Charlton K, McClelland G, Millican K, Haworth D, Aitken-Fell P, Norton M. The impact of introducing real time feedback on ventilation rate and tidal volume by ambulance clinicians in the North East in cardiac arrest simulations. Resuscitation Plus. 2021; 6

Nutbeam T, Fenwick R, May B The role of cervical collars and verbal instructions in minimising spinal movement during self-extrication following a motor vehicle collision - a biomechanical study using healthy volunteers. Scand J Trauma Resusc Emerg Med 2021. 29

Hawkridge K, Ahmed I, Ahmed Z. Evidence for the use of spinal collars in stabilising spinal injuries in the pre-hospital setting in trauma patients: a systematic review. Eur J Trauma Emerg Surg. 2020;

Hodgett R, Ward R. Are cervical collars effective and safe in prehospital spinal cord injury management. J Para Pract. 2020;

Spotlight on Research

02 September 2021
Volume 13 · Issue 9

Hyperventilation of a patient in cardiac arrest has been shown to impact negatively on survival but maintenance of optimal ventilation is not as easy as it may sound. Previous research suggests that rescuers deliver ventilations outside of recommendations during out-of-hospital cardiac arrest (OHCA).

This study investigated whether compliance with ventilation recommendations by ambulance clinicians could be improved using the Zoll Accuvent real-time ventilation feedback device (VFD). In total, 106 participants (paramedic and non-paramedic) undertook simulated advanced life support (ALS) using a manikin on a stationary ambulance. A supraglottic device with catheter mount and ventilation bag were already in situ and defibrillation and cardiopulmonary resuscitation (CPR) feedback pads were applied. Each pair of participants completed ALS scenarios providing asynchronous chest compressions and ventilations over two 2-minute periods. In the first scenario, participants received compression quality feedback but no ventilation feedback; in the second scenario, real-time ventilation feedback was provided.

Primary outcome was % difference in ventilation compliance with and without feedback. Secondary outcomes were differences between paramedic and non-paramedic clinicians and compliance with chest compression guidelines. The median ventilation rate without feedback was 10 (IQR 8–14, range 4–30) compared with 9 (IQR 9–9, range 6–17) with feedback; median tidal volume without feedback was 630 ml (IQR 518–725, range 201–1114) compared with 546 ml (IQR 531–560, range 490–750) with feedback.
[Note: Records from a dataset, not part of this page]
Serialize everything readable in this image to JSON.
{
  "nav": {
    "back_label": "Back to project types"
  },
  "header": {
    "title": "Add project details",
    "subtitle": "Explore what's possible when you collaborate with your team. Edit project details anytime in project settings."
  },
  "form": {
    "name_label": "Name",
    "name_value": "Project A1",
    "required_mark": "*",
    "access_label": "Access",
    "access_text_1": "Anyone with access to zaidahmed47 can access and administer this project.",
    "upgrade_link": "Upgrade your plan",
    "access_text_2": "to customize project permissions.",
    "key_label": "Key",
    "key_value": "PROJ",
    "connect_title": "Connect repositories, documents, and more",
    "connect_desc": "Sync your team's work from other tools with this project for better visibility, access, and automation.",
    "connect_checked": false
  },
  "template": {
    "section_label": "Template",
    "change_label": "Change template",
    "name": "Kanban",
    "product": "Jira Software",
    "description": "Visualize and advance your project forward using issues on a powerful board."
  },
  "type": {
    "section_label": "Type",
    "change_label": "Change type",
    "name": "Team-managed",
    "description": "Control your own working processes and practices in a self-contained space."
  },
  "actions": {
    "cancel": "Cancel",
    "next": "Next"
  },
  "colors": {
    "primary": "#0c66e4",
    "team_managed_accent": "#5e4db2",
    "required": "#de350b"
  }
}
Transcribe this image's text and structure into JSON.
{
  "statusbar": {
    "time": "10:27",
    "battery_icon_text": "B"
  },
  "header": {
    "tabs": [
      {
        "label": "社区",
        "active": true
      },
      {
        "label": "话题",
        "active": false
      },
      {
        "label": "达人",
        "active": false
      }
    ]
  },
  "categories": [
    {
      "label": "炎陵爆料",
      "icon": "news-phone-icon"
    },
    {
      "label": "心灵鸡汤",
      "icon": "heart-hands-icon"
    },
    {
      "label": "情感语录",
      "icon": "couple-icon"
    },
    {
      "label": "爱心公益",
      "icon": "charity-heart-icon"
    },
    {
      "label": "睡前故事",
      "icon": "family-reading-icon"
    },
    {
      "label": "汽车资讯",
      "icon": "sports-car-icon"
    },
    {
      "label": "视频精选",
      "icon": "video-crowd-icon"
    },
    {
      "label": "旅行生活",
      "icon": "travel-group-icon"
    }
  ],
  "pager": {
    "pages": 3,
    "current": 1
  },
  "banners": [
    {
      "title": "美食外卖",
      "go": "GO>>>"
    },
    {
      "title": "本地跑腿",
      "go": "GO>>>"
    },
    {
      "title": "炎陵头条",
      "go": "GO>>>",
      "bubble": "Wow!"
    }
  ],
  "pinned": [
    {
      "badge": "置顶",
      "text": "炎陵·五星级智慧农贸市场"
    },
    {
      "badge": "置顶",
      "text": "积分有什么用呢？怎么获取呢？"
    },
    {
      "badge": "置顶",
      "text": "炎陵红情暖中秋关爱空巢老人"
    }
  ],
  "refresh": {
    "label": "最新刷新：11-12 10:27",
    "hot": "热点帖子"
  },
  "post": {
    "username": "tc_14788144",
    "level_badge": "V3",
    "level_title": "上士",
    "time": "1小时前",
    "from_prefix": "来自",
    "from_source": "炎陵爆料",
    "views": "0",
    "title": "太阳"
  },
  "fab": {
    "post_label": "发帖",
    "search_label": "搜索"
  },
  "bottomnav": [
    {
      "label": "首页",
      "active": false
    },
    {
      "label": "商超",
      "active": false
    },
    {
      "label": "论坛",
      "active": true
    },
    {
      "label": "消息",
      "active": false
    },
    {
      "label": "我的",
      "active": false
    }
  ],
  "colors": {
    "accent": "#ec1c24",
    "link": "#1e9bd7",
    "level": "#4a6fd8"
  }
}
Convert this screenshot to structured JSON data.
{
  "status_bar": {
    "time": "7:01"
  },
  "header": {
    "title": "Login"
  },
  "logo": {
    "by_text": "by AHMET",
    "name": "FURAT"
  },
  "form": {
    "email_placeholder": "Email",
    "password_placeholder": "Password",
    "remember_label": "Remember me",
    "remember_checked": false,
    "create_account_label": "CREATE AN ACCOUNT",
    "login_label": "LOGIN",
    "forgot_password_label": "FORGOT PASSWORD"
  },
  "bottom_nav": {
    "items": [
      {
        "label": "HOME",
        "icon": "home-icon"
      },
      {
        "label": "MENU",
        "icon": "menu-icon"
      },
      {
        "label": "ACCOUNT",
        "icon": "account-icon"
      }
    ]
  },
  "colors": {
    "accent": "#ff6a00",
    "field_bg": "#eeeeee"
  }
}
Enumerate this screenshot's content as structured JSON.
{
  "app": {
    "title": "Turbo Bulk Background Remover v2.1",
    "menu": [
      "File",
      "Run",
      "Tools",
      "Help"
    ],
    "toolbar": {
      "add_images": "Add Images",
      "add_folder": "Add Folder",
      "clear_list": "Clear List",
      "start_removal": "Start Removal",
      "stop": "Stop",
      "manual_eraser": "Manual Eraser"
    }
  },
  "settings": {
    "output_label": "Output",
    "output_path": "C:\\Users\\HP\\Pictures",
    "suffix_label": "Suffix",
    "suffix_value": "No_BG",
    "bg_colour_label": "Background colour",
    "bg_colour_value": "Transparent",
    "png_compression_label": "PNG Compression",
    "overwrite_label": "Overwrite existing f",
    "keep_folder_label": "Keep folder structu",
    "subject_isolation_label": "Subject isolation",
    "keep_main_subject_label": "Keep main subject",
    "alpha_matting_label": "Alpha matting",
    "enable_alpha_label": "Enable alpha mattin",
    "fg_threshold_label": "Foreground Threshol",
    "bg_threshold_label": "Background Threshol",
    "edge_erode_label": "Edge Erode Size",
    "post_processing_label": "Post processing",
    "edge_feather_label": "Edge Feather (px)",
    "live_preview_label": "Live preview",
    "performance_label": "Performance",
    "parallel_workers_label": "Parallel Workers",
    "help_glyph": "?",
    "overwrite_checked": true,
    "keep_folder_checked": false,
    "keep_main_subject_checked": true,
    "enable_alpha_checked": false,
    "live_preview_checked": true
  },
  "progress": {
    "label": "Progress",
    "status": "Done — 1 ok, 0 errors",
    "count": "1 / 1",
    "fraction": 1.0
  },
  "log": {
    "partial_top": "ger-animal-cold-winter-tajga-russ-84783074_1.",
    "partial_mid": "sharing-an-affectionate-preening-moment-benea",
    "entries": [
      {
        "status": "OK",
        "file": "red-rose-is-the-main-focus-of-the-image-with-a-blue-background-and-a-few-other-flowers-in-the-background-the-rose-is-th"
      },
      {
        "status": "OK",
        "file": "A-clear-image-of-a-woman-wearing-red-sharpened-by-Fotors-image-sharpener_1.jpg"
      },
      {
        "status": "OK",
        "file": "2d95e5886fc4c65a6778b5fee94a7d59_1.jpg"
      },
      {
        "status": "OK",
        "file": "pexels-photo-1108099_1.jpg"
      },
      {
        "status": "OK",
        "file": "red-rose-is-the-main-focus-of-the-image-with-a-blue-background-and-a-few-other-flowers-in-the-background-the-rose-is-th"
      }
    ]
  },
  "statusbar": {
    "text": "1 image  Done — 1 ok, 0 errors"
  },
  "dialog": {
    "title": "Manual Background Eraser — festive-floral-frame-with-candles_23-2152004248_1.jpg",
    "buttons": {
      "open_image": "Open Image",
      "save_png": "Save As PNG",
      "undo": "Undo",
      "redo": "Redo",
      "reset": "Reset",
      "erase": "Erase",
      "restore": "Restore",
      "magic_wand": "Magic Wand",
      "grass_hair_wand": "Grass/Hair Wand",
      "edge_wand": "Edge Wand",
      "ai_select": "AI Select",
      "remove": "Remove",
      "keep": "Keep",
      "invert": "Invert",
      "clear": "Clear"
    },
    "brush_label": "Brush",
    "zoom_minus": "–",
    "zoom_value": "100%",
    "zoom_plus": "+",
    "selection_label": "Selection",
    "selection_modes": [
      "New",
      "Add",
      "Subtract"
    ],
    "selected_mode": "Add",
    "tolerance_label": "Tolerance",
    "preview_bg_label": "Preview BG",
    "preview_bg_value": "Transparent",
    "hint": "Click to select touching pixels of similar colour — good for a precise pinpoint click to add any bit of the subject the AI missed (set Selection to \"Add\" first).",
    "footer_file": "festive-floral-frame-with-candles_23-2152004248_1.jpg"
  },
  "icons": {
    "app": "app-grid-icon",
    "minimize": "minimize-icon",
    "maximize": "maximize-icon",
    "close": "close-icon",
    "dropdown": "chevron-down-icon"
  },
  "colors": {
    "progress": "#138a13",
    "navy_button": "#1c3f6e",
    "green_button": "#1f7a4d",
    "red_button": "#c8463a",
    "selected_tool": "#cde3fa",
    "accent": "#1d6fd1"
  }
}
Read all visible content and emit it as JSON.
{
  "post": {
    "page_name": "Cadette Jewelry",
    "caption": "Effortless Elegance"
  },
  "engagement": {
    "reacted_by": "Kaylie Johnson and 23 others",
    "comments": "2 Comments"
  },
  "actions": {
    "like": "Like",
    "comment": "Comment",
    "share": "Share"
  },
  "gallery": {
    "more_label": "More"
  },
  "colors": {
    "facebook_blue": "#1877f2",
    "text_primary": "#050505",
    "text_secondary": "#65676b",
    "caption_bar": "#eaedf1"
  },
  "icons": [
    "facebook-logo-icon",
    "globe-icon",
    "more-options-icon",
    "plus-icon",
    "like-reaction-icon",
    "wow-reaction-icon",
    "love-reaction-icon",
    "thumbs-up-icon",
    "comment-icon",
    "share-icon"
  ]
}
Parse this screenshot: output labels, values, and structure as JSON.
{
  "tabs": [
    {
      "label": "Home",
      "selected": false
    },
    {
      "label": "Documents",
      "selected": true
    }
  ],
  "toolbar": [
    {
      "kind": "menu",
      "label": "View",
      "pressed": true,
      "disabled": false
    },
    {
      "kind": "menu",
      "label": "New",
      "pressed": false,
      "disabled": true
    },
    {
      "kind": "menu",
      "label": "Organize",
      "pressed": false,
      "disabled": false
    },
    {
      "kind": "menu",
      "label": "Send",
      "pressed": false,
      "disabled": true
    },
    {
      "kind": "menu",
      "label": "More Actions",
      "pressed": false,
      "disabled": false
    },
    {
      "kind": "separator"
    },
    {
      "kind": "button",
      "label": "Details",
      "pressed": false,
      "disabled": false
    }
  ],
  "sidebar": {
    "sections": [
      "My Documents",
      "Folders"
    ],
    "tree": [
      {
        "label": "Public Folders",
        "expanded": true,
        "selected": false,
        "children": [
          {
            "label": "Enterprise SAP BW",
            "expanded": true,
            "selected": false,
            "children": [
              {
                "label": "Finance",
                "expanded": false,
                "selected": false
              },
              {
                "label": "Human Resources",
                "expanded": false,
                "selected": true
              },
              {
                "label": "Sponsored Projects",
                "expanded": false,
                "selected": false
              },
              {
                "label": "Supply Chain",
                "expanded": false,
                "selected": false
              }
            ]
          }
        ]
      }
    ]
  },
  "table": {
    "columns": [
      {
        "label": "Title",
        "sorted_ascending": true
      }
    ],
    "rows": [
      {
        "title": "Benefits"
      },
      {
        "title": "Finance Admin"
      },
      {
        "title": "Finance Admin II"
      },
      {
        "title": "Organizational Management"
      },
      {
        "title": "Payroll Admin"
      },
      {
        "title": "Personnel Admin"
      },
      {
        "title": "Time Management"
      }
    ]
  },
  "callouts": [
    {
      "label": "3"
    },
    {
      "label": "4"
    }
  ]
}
The proportion of clinicians ~50% compliant with European Resuscitation Council ventilation recommendations were significantly greater with ventilation feedback compared to without (91% vs. 9%). Paramedics out performed non-paramedic clinicians with and without feedback.

Subscribe to get full access to the Journal of Paramedic Practice

Thank you for visiting the Journal of Paramedic Practice and reading our archive of expert clinical content. If you would like to read more from the only journal dedicated to those working in emergency care, you can start your subscription today for just £48.

What's included

  • CPD Focus

  • Develop your career

  • Stay informed